“I’d like to see a wee bit more real support behind the team. Oriel Park is a silent place. I know it’s up to the team to inspire the crowd but a bit more vocal support from the crowd would help. This is not a hostile place to come to. Teams are not scared when they are on the ball. There’s no noise when we get the ball. When we went to Cork last week we couldn’t get instructions 10-yards on to the pitch, there was that much noise. It’s the same in Drogheda and it’s the same in Derry.
“I’m not blaming the fans”, he added. “I understand their frustration but at the same time it works both ways. It’s up to the players to inspire the crowd with their performance but sometimes it would be very helpful if the crowd would give them some more urgency and backing.
“I’d prefer if our games were away because we haven’t played well at Oriel Park in one match. We played well in Derry, we played well in Sligo and we played well in Cork. Every time we play at Oriel Park we are poor.”
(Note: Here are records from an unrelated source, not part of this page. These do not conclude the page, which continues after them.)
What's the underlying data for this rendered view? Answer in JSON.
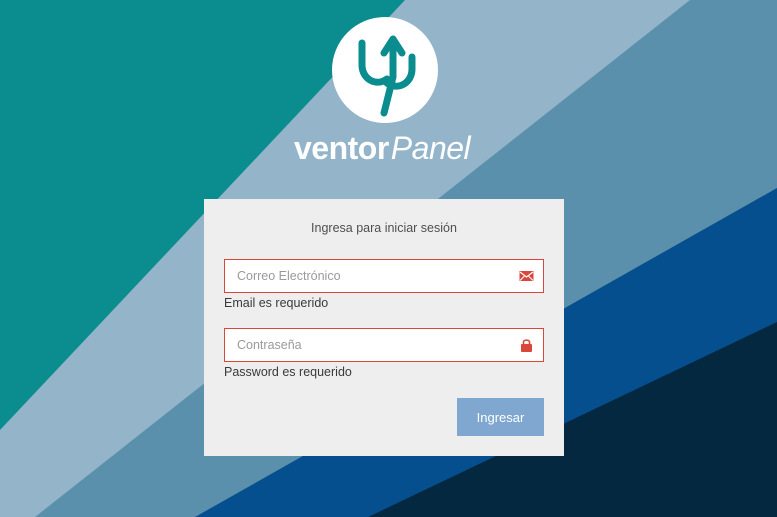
{
  "brand": {
    "name_bold": "ventor",
    "name_light": "Panel"
  },
  "login": {
    "heading": "Ingresa para iniciar sesión",
    "email": {
      "placeholder": "Correo Electrónico",
      "value": "",
      "error": "Email es requerido",
      "icon": "envelope-icon"
    },
    "password": {
      "placeholder": "Contraseña",
      "value": "",
      "error": "Password es requerido",
      "icon": "lock-icon"
    },
    "submit_label": "Ingresar"
  },
  "colors": {
    "teal": "#0b8c8f",
    "steel_light": "#93b4c9",
    "steel_mid": "#5a90ab",
    "blue": "#064f8f",
    "navy": "#042840",
    "error_red": "#d9463a",
    "button": "#7fa7cf",
    "card": "#eeeeee"
  }
}
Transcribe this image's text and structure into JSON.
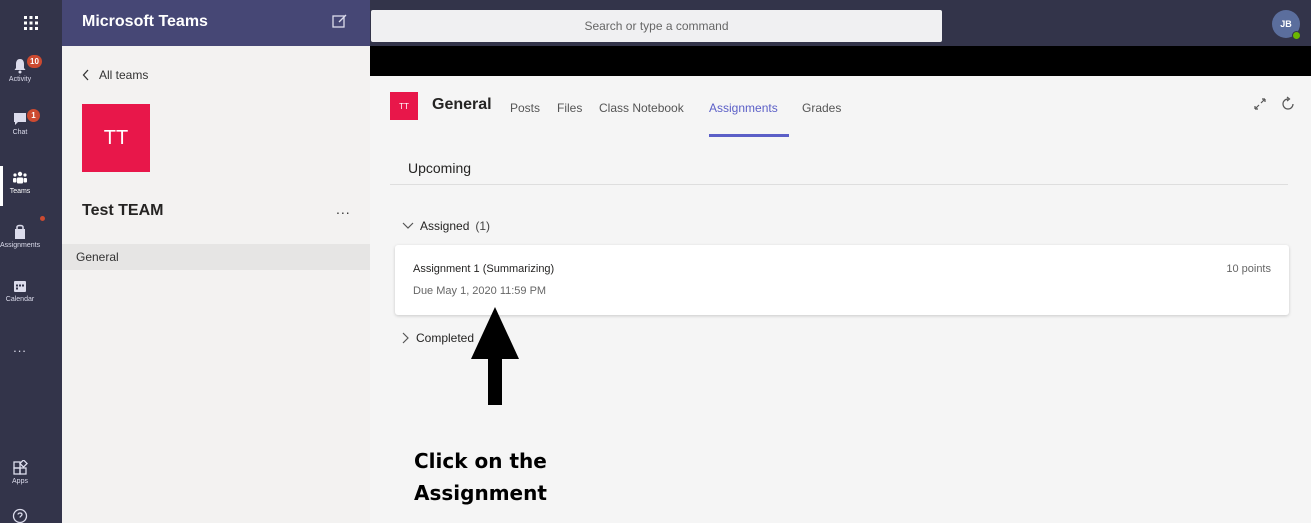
{
  "topbar": {
    "app_title": "Microsoft Teams",
    "search_placeholder": "Search or type a command",
    "avatar_initials": "JB"
  },
  "rail": {
    "items": [
      {
        "label": "Activity",
        "icon": "bell-icon",
        "badge": "10"
      },
      {
        "label": "Chat",
        "icon": "chat-icon",
        "badge": "1"
      },
      {
        "label": "Teams",
        "icon": "teams-icon"
      },
      {
        "label": "Assignments",
        "icon": "assignments-icon"
      },
      {
        "label": "Calendar",
        "icon": "calendar-icon"
      },
      {
        "label": "...",
        "icon": "more-icon"
      },
      {
        "label": "Apps",
        "icon": "apps-icon"
      }
    ]
  },
  "teams_panel": {
    "back_label": "All teams",
    "team_initials": "TT",
    "team_name": "Test TEAM",
    "more": "...",
    "channel": "General"
  },
  "main": {
    "channel_initials": "TT",
    "channel_title": "General",
    "tabs": [
      "Posts",
      "Files",
      "Class Notebook",
      "Assignments",
      "Grades"
    ],
    "active_tab": "Assignments",
    "section_title": "Upcoming",
    "assigned_label": "Assigned",
    "assigned_count": "(1)",
    "assignment": {
      "title": "Assignment 1 (Summarizing)",
      "due": "Due May 1, 2020 11:59 PM",
      "points": "10 points"
    },
    "completed_label": "Completed",
    "callout_line1": "Click on the",
    "callout_line2": "Assignment"
  },
  "colors": {
    "rail": "#33344a",
    "header": "#464775",
    "accent": "#5b5fc7",
    "team_tile": "#e8174a",
    "badge": "#cc4a31"
  }
}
McCaffrey also hit back when it was put to him that Ian Foster finished last season with a similar budget (7k) and a much more experienced team.
Speaking before the Shelbourne match on April 6, Communications Manager Colm Crosson said that McCaffrey’s budget was over 7k a week but the Dundalk manager said these figures were “rubbish”.
“He (Ian Foster) didn’t have a budget of 7k, he had 9.5k. We have 6k. There are people putting it out that we have the same budget as last year. That’s absolute rubbish. Take a look at the accounts at the end of the season and tell me they are the same. Jason Byrne was on p875 a week last year. Our two highest paid players would be on around that.
“It’s not a youth project”, he added. “I didn’t set out to have a youth project at Oriel Park. I set out with a budget we had to work with. Eight of the players who played for St Pat’s here earlier in the season, we tried to get. We just can’t compete with the other teams for wages.”
Next up for Dundalk is the visit of Roddy Collins’ Monaghan United in a basement battle on Friday night.
McCaffrey expects Liam Burns to recover from the ear infection that sidelined him against Bray. Marc Griffin is to be assessed after making his first appearance of the season as a 73rd minute sub but Luke Danville is expected to be out for around six to eight weeks with a knee injury.
“There’s not many changes we can make”, said McCaffrey. “We don’t have a stack of injuries and we’re nor far off our strongest team.